A pair of women have filed a class action lawsuit against Apple after they claim their exes used the company’s quarter-sized AirTag trackers to stalk them. The lawsuit, viewed by Gizmodo, claims Apple’s alleged missteps around privacy considerations with AirTags amounts to negligence and violates California’s constitutional right to privacy. AirTags, according to the suit, are an “unreasonably dangerous product,” that grants stalkers a tool to track their victims’ locations.
One of the women listed in the suit claims her ex-boyfriend followed her after hiding the AirTag in the wheel of her car. The other claims her estranged husband placed one of the trackers in her child’s backpack and used it to monitor her whereabouts. The former says she felt forced to move into a hotel following repeated harassment from her ex. One day, when driving from her apartment to the hotel she says she received a strange notification from her iPhone alerting her that an unknown AirTag was in her vicinity. The woman eventually found the AirTag lodged in the wheel of her car, colored with a marker and tied up in a bag. Later, the woman says she spotted a strange man lurking nearby who she believes was sent to find and snatch the device.
These womens’ first hand accounts are just the latest in a growing number of stalker stories tied to AirTags, some of which have even reportedly ended in murders.

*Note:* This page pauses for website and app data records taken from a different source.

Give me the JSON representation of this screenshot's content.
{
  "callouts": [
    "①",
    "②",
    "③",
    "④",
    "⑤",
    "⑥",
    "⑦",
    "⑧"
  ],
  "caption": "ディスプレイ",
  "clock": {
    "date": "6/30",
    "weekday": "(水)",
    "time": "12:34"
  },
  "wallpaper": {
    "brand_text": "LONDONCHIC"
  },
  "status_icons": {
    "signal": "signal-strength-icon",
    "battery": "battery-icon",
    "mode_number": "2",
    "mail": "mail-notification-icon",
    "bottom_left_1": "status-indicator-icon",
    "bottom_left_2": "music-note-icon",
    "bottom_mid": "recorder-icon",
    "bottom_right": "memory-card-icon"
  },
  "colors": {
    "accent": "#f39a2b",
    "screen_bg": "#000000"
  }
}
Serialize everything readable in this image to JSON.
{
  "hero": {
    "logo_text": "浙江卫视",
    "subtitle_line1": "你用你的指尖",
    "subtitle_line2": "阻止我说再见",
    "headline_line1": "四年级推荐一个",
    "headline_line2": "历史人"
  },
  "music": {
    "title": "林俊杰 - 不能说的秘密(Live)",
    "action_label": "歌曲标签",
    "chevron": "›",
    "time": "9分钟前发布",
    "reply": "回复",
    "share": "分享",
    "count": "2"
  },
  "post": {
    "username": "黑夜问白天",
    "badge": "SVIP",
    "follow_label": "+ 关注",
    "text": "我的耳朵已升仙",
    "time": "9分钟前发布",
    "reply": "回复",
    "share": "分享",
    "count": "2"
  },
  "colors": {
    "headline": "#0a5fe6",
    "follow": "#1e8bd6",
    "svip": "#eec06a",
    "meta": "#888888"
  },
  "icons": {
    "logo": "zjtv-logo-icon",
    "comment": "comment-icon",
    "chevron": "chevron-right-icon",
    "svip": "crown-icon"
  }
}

Apple released the tracking devices in April 2021 as a direct competitor to the then popular Tile devices. The trackers, which send out a bluetooth signal that can be detected by nearby devices in Apple’s massive Find My network, are an incredibly useful tool for keeping track of keys, luggage, or other commonly misplaced objects. Some people even use them to keep tabs on their pets, children, and even elderly family members, though the ethics around those cases are less clear. However, the same features that make AirTags so useful also make them particularly attractive for stalkers, an issue privacy advocates and researchers warned about prior to the devices’ launch.
Though Apple has issued numerous updates in the past year aimed at addressing security and privacy concerns, the complaint accuses Apple of “heedlessly” forging ahead with its device despite a groundswell of concerns from advocates warning of potential stalking consequences. AirTags, the complaint contends, have “revolutionized the scope, breadth, and ease of location based stalking.” And while other competing tracking devices exist, the complaint claims AirTags are unique due to their ”unparalleled” accuracy, ease of use, and affordability.
“With a price point of just $29, it has become the weapon of choice of stalkers and abusers,” the suit reads.
Apple did not immediately respond to Gizmodo’s request for comment.
In some cases, AirTag enabled stalking has reportedly turned deadly. Earlier this year, an Indiana woman allegedly used the device to track down her boyfriend to the car. The woman then allegedly clipped the man with her car before backing up over his body, ultimately crushing him to death. The woman has since been charged with murder.
To its credit, Apple has continually added in safety features intended to, however marginally, reduce the risk of stalking occurring. Last summer, for instance, Apple rolled out an update that would make AirTags beep at a random time if it’s not near the owner’s phone for somewhere between 8 and 24 hours. Around the same time the company also introduced a new Tracker Detect app that lets Android users scan for any unwanted Find My-connected devices belonging to another person in a nearby area. Most recently, the company released a “Personal Safety Guide” which the company describes as a resource for, “anyone who is concerned about or experiencing technology-enabled abuse, stalking, or harassment.”